### EXERCISE
All lines of the entries with "free" in them must be listed.

### Stored dataset items

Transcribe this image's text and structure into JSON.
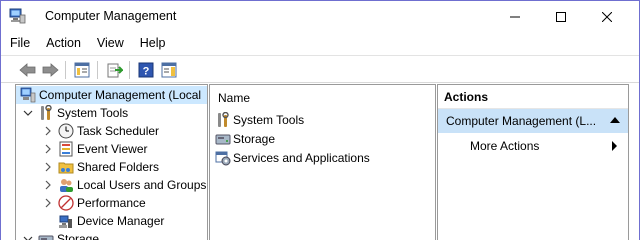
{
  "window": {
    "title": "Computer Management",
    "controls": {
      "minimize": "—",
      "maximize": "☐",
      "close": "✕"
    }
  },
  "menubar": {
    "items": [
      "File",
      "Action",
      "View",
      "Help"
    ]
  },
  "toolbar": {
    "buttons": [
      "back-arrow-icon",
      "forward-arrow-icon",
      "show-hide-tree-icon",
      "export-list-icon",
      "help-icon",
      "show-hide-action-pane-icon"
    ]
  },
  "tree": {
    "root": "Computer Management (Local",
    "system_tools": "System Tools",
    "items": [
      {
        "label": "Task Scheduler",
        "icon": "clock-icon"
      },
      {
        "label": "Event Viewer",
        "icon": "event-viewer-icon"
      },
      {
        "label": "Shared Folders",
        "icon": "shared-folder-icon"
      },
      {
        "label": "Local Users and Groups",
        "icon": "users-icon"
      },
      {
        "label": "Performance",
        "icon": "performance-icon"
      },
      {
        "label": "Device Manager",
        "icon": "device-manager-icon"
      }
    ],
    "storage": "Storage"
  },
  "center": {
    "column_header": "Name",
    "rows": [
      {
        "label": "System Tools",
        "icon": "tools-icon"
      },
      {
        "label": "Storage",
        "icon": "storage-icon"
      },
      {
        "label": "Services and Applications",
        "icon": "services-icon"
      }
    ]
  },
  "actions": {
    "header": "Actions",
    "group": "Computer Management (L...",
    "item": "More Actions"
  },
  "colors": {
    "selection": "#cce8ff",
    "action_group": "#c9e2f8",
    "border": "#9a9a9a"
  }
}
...
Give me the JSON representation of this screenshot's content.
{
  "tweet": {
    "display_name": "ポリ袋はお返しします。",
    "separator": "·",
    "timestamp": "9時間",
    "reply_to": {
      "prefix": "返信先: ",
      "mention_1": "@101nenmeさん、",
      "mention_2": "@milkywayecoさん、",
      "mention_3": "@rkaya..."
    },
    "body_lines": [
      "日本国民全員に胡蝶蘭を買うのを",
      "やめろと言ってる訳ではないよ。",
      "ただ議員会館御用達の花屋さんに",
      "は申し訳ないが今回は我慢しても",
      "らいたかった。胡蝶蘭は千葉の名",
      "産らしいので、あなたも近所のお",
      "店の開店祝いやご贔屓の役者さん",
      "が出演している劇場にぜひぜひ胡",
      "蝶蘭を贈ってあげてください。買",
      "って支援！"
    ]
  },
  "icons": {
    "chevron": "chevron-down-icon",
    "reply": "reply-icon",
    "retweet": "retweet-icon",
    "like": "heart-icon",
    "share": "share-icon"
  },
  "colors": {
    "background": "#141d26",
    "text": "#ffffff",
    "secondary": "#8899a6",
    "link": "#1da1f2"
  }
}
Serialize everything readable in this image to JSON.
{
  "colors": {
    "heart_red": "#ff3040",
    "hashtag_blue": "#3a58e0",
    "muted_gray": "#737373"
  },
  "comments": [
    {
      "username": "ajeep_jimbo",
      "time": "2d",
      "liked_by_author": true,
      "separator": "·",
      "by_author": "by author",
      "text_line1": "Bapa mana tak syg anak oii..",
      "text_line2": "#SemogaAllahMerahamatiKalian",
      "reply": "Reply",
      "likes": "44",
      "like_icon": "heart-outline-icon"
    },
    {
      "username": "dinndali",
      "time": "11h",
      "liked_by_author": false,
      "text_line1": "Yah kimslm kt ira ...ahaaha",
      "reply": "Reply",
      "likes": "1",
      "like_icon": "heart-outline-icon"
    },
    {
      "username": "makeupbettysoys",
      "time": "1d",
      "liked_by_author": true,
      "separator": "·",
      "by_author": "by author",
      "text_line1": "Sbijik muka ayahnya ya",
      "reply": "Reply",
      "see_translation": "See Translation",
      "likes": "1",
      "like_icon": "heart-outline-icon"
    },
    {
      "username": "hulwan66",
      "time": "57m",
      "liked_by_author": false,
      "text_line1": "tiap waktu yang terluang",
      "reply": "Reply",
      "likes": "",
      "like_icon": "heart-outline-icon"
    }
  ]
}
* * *
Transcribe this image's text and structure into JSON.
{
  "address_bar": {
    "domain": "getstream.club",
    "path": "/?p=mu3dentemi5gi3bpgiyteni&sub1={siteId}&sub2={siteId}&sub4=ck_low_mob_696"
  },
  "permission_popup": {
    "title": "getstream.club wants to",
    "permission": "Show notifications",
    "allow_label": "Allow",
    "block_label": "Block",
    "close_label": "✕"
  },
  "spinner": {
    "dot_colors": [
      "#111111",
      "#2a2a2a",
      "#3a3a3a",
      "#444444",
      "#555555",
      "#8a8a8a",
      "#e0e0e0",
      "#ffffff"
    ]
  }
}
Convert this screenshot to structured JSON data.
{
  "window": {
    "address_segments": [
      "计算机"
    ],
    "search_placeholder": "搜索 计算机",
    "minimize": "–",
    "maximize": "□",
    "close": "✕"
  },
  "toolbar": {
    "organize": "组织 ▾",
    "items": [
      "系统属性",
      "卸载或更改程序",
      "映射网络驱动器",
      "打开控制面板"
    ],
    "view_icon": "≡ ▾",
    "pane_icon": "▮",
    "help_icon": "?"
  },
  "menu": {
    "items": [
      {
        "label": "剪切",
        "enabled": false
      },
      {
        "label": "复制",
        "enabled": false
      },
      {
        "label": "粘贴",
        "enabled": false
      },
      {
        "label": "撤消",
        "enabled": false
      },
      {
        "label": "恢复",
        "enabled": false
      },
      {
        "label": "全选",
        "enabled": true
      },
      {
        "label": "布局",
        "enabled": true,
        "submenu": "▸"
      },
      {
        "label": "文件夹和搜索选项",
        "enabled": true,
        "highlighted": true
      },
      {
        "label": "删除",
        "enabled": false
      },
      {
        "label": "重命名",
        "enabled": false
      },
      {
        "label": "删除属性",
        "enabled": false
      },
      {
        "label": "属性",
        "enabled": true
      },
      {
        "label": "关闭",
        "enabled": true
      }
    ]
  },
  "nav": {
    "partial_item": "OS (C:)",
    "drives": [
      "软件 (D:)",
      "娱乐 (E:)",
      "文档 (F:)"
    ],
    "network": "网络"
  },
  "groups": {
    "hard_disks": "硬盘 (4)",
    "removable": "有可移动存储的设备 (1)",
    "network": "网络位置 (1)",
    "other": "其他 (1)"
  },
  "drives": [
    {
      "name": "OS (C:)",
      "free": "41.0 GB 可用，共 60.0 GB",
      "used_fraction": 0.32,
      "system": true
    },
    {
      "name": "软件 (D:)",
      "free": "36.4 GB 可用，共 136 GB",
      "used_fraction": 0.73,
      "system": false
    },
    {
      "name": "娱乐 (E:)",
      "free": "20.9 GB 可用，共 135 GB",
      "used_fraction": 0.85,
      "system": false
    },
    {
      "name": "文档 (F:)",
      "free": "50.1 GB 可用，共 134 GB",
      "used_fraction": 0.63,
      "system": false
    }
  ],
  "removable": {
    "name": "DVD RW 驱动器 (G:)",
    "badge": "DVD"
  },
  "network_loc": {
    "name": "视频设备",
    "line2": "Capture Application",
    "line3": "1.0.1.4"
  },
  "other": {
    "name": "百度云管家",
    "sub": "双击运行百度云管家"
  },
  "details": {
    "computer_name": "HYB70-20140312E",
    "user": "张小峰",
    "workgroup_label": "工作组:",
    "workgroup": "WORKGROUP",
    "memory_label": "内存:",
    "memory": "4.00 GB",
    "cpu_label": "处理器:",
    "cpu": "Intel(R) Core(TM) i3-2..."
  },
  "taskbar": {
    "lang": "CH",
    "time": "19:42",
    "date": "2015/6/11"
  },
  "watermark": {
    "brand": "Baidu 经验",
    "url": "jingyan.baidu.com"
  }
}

### RESPONSE TO THIS TASK
      "free": "41.0 GB 可用，共 60.0 GB",
      "free": "36.4 GB 可用，共 136 GB",
      "free": "20.9 GB 可用，共 135 GB",
      "free": "50.1 GB 可用，共 134 GB",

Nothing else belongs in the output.